■ Exercise:
Every entry is to be returned as it stands, apart from the pictures.

■ Component data from apps and pages:
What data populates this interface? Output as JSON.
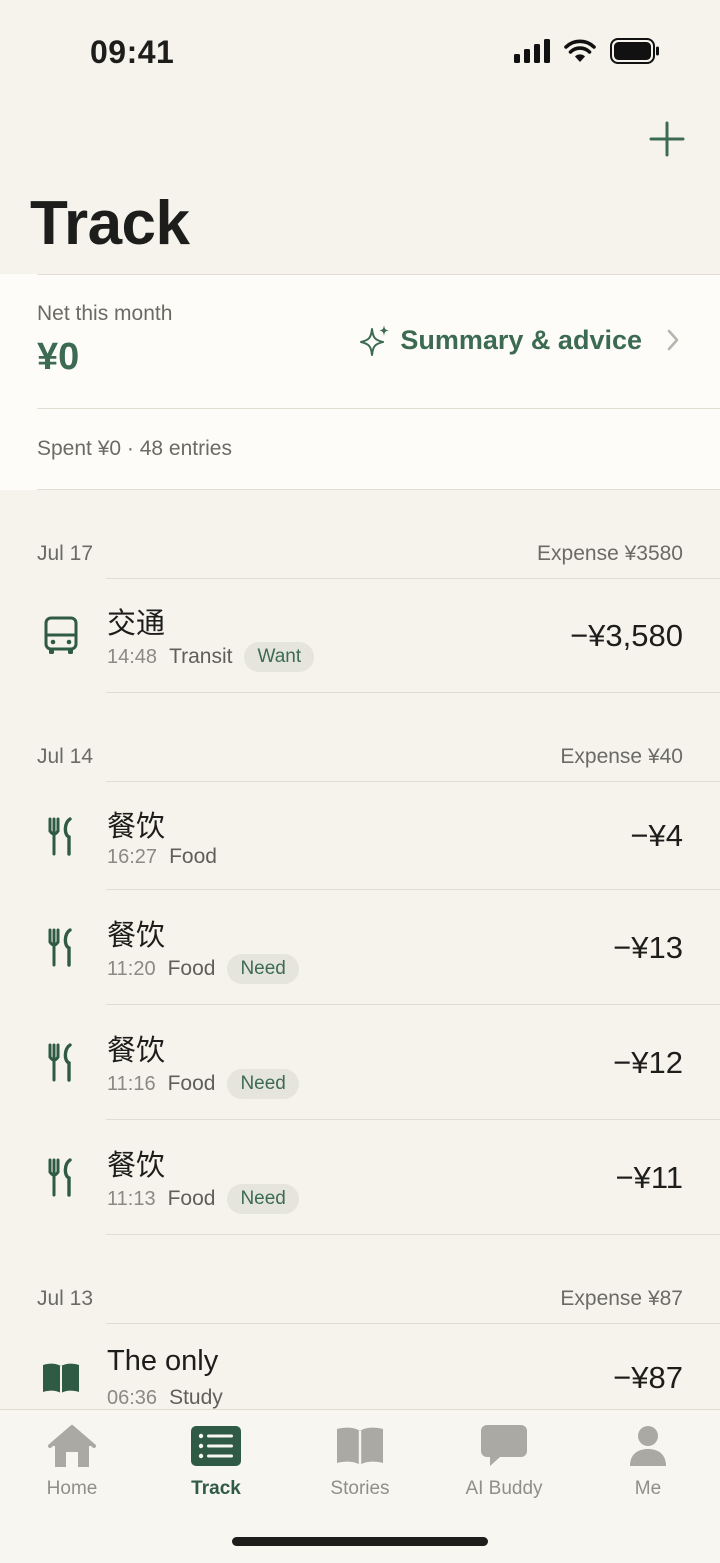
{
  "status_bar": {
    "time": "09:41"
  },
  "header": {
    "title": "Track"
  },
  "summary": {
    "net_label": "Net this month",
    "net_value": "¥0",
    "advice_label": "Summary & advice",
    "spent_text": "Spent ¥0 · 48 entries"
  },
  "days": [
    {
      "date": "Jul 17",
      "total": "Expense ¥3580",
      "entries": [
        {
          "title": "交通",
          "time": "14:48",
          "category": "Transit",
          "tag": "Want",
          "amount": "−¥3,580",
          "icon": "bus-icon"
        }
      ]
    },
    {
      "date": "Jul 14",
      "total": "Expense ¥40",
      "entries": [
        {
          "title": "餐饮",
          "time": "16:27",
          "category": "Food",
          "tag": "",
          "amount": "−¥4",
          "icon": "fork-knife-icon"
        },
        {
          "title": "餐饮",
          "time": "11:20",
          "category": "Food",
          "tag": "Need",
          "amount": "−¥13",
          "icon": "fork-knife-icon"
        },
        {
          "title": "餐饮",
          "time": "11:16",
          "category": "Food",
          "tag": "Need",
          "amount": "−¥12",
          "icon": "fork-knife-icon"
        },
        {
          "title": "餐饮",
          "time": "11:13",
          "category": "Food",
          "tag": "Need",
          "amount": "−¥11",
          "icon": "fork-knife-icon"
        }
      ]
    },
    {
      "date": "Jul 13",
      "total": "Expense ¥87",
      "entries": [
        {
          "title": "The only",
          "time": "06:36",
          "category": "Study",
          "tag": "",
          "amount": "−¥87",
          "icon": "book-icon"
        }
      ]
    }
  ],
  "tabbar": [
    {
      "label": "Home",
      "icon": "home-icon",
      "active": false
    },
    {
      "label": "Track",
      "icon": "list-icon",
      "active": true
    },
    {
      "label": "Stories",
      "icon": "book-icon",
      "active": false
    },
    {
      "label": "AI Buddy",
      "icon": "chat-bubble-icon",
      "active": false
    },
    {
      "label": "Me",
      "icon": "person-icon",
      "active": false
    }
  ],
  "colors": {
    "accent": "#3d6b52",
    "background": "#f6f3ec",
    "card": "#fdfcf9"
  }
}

■ Response:
What data populates this interface? Output as JSON.
{
  "status_bar": {
    "time": "09:41"
  },
  "header": {
    "title": "Track"
  },
  "summary": {
    "net_label": "Net this month",
    "net_value": "¥0",
    "advice_label": "Summary & advice",
    "spent_text": "Spent ¥0 · 48 entries"
  },
  "days": [
    {
      "date": "Jul 17",
      "total": "Expense ¥3580",
      "entries": [
        {
          "title": "交通",
          "time": "14:48",
          "category": "Transit",
          "tag": "Want",
          "amount": "−¥3,580",
          "icon": "bus-icon"
        }
      ]
    },
    {
      "date": "Jul 14",
      "total": "Expense ¥40",
      "entries": [
        {
          "title": "餐饮",
          "time": "16:27",
          "category": "Food",
          "tag": "",
          "amount": "−¥4",
          "icon": "fork-knife-icon"
        },
        {
          "title": "餐饮",
          "time": "11:20",
          "category": "Food",
          "tag": "Need",
          "amount": "−¥13",
          "icon": "fork-knife-icon"
        },
        {
          "title": "餐饮",
          "time": "11:16",
          "category": "Food",
          "tag": "Need",
          "amount": "−¥12",
          "icon": "fork-knife-icon"
        },
        {
          "title": "餐饮",
          "time": "11:13",
          "category": "Food",
          "tag": "Need",
          "amount": "−¥11",
          "icon": "fork-knife-icon"
        }
      ]
    },
    {
      "date": "Jul 13",
      "total": "Expense ¥87",
      "entries": [
        {
          "title": "The only",
          "time": "06:36",
          "category": "Study",
          "tag": "",
          "amount": "−¥87",
          "icon": "book-icon"
        }
      ]
    }
  ],
  "tabbar": [
    {
      "label": "Home",
      "icon": "home-icon",
      "active": false
    },
    {
      "label": "Track",
      "icon": "list-icon",
      "active": true
    },
    {
      "label": "Stories",
      "icon": "book-icon",
      "active": false
    },
    {
      "label": "AI Buddy",
      "icon": "chat-bubble-icon",
      "active": false
    },
    {
      "label": "Me",
      "icon": "person-icon",
      "active": false
    }
  ],
  "colors": {
    "accent": "#3d6b52",
    "background": "#f6f3ec",
    "card": "#fdfcf9"
  }
}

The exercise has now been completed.